Please don’t tip off the police.
This is a portrait of my pet thistle. If I am not mistaken, it goes by the name of Cirsium texanum Buckley. It grows next to my outside water tap. Those in the know will recognize it as one of those broad leaf weeds (shudder) you hear about on t.v. that we are supposed to kill on sight. Well, it arrived last year and claimed sanctuary. For better or worse I agreed to shelter it.
I realize some people think the Weed Police is a figment or fancy invented by the kind of people who still watch the X-Files, listen to George Noory or talk openly about conspiracies.
Yet. Only yesterday at a nearby apartment complex I saw several guys exit a mysterious white van. One of the thugs had a jet pack apparatus strapped to his back. Image: ghost buster. A hose was attached to the sloshing jetpack.
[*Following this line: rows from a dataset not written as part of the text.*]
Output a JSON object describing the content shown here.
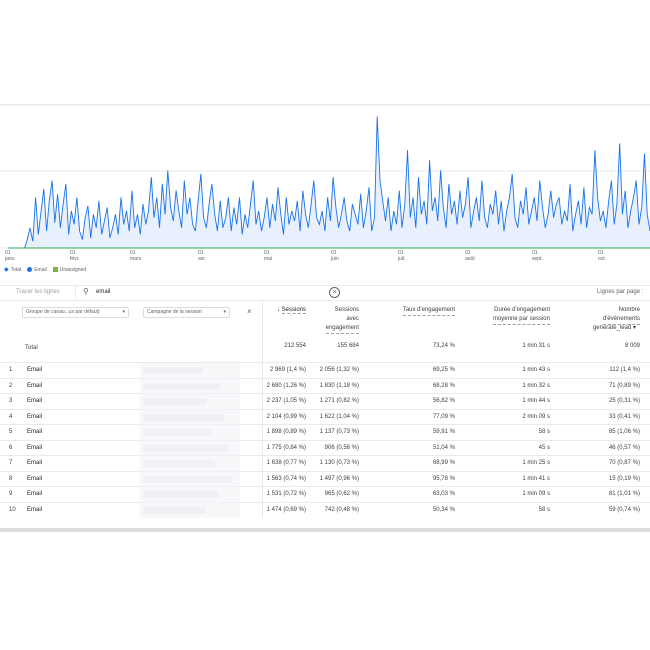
{
  "chart_data": {
    "type": "line",
    "x_labels": [
      {
        "day": "01",
        "month": "janv."
      },
      {
        "day": "01",
        "month": "févr."
      },
      {
        "day": "01",
        "month": "mars"
      },
      {
        "day": "01",
        "month": "avr."
      },
      {
        "day": "01",
        "month": "mai"
      },
      {
        "day": "01",
        "month": "juin"
      },
      {
        "day": "01",
        "month": "juil."
      },
      {
        "day": "01",
        "month": "août"
      },
      {
        "day": "01",
        "month": "sept."
      },
      {
        "day": "01",
        "month": "oct."
      }
    ],
    "series": [
      {
        "name": "Email",
        "color": "#1a73e8",
        "values": [
          0,
          0,
          0,
          0,
          0,
          0,
          0,
          5,
          12,
          4,
          30,
          8,
          22,
          35,
          10,
          28,
          40,
          15,
          32,
          12,
          26,
          38,
          8,
          22,
          14,
          30,
          10,
          5,
          18,
          25,
          6,
          20,
          12,
          28,
          8,
          16,
          24,
          6,
          12,
          20,
          8,
          30,
          14,
          22,
          10,
          34,
          12,
          20,
          8,
          26,
          14,
          22,
          42,
          18,
          30,
          12,
          38,
          20,
          46,
          24,
          16,
          34,
          22,
          12,
          40,
          20,
          30,
          14,
          10,
          28,
          44,
          18,
          12,
          26,
          38,
          20,
          10,
          28,
          12,
          18,
          30,
          10,
          24,
          14,
          30,
          8,
          20,
          12,
          26,
          40,
          14,
          22,
          10,
          18,
          30,
          12,
          26,
          16,
          36,
          20,
          8,
          30,
          14,
          22,
          16,
          28,
          10,
          34,
          20,
          12,
          26,
          40,
          18,
          14,
          22,
          10,
          30,
          16,
          42,
          24,
          12,
          20,
          30,
          16,
          10,
          26,
          20,
          14,
          32,
          12,
          22,
          36,
          10,
          18,
          78,
          40,
          28,
          16,
          30,
          10,
          22,
          14,
          34,
          12,
          26,
          58,
          18,
          30,
          12,
          42,
          20,
          28,
          14,
          52,
          22,
          30,
          16,
          46,
          24,
          12,
          38,
          20,
          28,
          14,
          34,
          18,
          26,
          42,
          12,
          22,
          30,
          16,
          40,
          18,
          12,
          26,
          20,
          34,
          14,
          28,
          10,
          22,
          30,
          44,
          18,
          12,
          28,
          20,
          36,
          14,
          22,
          30,
          16,
          40,
          24,
          12,
          20,
          34,
          18,
          26,
          30,
          14,
          22,
          16,
          38,
          10,
          20,
          28,
          14,
          36,
          12,
          24,
          20,
          58,
          30,
          16,
          22,
          12,
          28,
          40,
          14,
          26,
          62,
          20,
          34,
          12,
          22,
          30,
          40,
          14,
          24,
          56,
          20,
          10
        ]
      },
      {
        "name": "Unassigned",
        "color": "#34a853",
        "values": [
          0,
          0,
          0,
          0,
          0,
          0,
          0,
          0,
          0,
          0
        ]
      }
    ],
    "legend": [
      "Total",
      "Email",
      "Unassigned"
    ],
    "grid": true
  },
  "legend": {
    "total": "Total",
    "email": "Email",
    "unassigned": "Unassigned"
  },
  "toolbar": {
    "plot_rows": "Tracer les lignes",
    "search_value": "email",
    "rows_per_page": "Lignes par page :"
  },
  "filters": {
    "dim1": "Groupe de canau...ux par défaut)",
    "dim2": "Campagne de la session"
  },
  "columns": {
    "sessions": "Sessions",
    "engaged_l1": "Sessions",
    "engaged_l2": "avec",
    "engaged_l3": "engagement",
    "engagement_rate": "Taux d'engagement",
    "avg_l1": "Durée d'engagement",
    "avg_l2": "moyenne par session",
    "events_l1": "Nombre",
    "events_l2": "d'événements",
    "event_filter": "generate_lead"
  },
  "totals": {
    "label": "Total",
    "sessions": "212 554",
    "engaged": "155 684",
    "rate": "73,24 %",
    "duration": "1 min 31 s",
    "events": "8 009"
  },
  "rows": [
    {
      "n": "1",
      "channel": "Email",
      "sessions": "2 969 (1,4 %)",
      "engaged": "2 056 (1,32 %)",
      "rate": "69,25 %",
      "duration": "1 min 43 s",
      "events": "112 (1,4 %)"
    },
    {
      "n": "2",
      "channel": "Email",
      "sessions": "2 680 (1,26 %)",
      "engaged": "1 830 (1,18 %)",
      "rate": "68,28 %",
      "duration": "1 min 32 s",
      "events": "71 (0,89 %)"
    },
    {
      "n": "3",
      "channel": "Email",
      "sessions": "2 237 (1,05 %)",
      "engaged": "1 271 (0,82 %)",
      "rate": "56,82 %",
      "duration": "1 min 44 s",
      "events": "25 (0,31 %)"
    },
    {
      "n": "4",
      "channel": "Email",
      "sessions": "2 104 (0,99 %)",
      "engaged": "1 622 (1,04 %)",
      "rate": "77,09 %",
      "duration": "2 min 09 s",
      "events": "33 (0,41 %)"
    },
    {
      "n": "5",
      "channel": "Email",
      "sessions": "1 898 (0,89 %)",
      "engaged": "1 137 (0,73 %)",
      "rate": "59,91 %",
      "duration": "58 s",
      "events": "85 (1,06 %)"
    },
    {
      "n": "6",
      "channel": "Email",
      "sessions": "1 775 (0,84 %)",
      "engaged": "906 (0,58 %)",
      "rate": "51,04 %",
      "duration": "45 s",
      "events": "46 (0,57 %)"
    },
    {
      "n": "7",
      "channel": "Email",
      "sessions": "1 638 (0,77 %)",
      "engaged": "1 130 (0,73 %)",
      "rate": "68,99 %",
      "duration": "1 min 25 s",
      "events": "70 (0,87 %)"
    },
    {
      "n": "8",
      "channel": "Email",
      "sessions": "1 563 (0,74 %)",
      "engaged": "1 497 (0,96 %)",
      "rate": "95,78 %",
      "duration": "1 min 41 s",
      "events": "15 (0,19 %)"
    },
    {
      "n": "9",
      "channel": "Email",
      "sessions": "1 531 (0,72 %)",
      "engaged": "965 (0,62 %)",
      "rate": "63,03 %",
      "duration": "1 min 09 s",
      "events": "81 (1,01 %)"
    },
    {
      "n": "10",
      "channel": "Email",
      "sessions": "1 474 (0,69 %)",
      "engaged": "742 (0,48 %)",
      "rate": "50,34 %",
      "duration": "58 s",
      "events": "59 (0,74 %)"
    }
  ]
}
The man sprayed some liquid onto the crispy lawn but it did not look or smell like water. Wake up people! The Weed Police are real. They walk among us. Be wary of men in white vans.
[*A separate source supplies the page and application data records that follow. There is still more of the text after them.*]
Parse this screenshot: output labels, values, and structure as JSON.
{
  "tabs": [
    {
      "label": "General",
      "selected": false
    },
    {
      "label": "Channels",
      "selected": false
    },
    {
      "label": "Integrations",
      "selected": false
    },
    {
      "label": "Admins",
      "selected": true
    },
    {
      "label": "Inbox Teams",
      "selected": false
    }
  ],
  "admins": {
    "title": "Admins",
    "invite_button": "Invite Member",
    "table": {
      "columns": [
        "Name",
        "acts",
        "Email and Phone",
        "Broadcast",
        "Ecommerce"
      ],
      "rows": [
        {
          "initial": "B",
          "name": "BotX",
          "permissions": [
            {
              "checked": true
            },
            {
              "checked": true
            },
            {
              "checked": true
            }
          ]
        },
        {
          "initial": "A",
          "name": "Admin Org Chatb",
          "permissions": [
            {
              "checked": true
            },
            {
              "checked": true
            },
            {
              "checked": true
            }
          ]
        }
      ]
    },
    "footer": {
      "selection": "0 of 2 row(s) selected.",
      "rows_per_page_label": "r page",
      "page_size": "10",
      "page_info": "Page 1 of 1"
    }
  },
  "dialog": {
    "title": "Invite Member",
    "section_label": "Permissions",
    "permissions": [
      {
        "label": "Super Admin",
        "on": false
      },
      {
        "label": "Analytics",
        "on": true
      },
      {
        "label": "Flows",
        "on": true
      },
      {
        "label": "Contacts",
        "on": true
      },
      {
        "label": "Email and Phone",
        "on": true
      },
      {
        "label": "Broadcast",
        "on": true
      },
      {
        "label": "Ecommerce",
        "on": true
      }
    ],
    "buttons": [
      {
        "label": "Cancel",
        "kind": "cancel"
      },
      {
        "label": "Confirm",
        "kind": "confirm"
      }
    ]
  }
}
What’s the use of a thistle?
If colour and ease of care aren’t enough of a draw then you must be one of those PRACTICAL people who expect results and productivity. You probably even know how to use a spreadsheet. Count me impressed.
1. Food for wildlife
This thistle is the preferred food for painted lady butterfly larvae. They are one of my favourite butterflies because they can do tricks like jump onto your finger on command. Best thing ever to get kids interested in science and even win over the ones who are initially squickish about bugs.
Bumble bees are drawn to the pollen, butterflies like the nectar and goldfinches will eat the seeds. I have even heard some birds use the flowers to line their nests.
2. Improves Soil
This thistle is a biennial with a nice tap-root. If you have heavy compacted urban clay this is exactly the kind of plant you want to see growing on the land. The tap-root breaks up the soil allowing air and water passage. Where there is air and water, micro organisms have a chance to get established which turns inert clay into a happy place for plants to grow. Tap roots also draw up nutrients from deeper soil zones. When the thistle dies it will decompose and share those nutrients with neighbouring plants.
First they came …
So far, I have managed to keep the thistle hidden from the men in white vans. But really, people. We need to do more than just hide our friends. First, they came for the dandelions, and I did not speak up. Then they came for the milkweeds, and I did not speak up. Today it is the thistles. Tomorrow they will target our Brown Eyed Susans and Johnny Jump Ups. Stop the insanity. Show some courage and speak out. It is past time to stop the Weed Police.